Items from an interface collection:
<<<<

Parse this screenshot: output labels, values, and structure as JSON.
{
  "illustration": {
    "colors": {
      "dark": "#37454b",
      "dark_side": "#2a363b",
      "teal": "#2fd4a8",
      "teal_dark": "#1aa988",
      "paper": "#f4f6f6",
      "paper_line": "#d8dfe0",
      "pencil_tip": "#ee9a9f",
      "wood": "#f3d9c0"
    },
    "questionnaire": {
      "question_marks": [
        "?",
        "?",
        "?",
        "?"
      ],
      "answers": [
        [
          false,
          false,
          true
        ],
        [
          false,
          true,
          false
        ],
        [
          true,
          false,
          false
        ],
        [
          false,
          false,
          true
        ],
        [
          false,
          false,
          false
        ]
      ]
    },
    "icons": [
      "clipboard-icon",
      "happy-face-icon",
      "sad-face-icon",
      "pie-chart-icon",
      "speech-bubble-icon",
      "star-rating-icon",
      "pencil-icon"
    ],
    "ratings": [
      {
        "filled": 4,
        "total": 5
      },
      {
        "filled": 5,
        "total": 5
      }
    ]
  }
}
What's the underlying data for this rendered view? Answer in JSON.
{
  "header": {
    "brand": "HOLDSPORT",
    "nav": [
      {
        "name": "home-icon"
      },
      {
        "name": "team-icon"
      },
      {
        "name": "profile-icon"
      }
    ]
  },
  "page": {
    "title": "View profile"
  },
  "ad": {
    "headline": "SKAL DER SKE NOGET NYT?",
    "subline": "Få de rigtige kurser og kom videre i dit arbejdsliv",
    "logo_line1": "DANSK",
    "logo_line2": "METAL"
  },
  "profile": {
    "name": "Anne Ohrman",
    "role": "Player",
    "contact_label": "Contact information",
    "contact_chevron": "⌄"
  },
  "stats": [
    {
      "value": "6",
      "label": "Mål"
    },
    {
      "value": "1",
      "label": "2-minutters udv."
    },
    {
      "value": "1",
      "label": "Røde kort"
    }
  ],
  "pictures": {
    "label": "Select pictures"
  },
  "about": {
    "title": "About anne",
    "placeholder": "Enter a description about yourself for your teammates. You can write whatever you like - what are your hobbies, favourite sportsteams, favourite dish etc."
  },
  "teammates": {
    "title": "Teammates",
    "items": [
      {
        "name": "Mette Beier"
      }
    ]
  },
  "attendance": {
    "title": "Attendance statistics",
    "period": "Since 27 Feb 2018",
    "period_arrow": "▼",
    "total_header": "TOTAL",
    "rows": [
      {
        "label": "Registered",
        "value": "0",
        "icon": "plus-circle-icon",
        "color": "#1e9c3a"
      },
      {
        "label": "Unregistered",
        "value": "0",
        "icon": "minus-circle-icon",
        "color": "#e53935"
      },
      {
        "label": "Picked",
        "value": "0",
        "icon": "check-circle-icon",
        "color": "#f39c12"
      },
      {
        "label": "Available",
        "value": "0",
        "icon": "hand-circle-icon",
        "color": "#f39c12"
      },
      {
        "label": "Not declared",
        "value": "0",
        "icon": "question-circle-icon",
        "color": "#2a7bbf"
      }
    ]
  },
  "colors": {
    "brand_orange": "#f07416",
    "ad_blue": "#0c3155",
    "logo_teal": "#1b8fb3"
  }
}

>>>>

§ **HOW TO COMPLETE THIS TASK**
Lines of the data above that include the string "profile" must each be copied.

§ **EXPECTED ANSWER**
        "name": "profile-icon"
    "title": "View profile"
  "profile": {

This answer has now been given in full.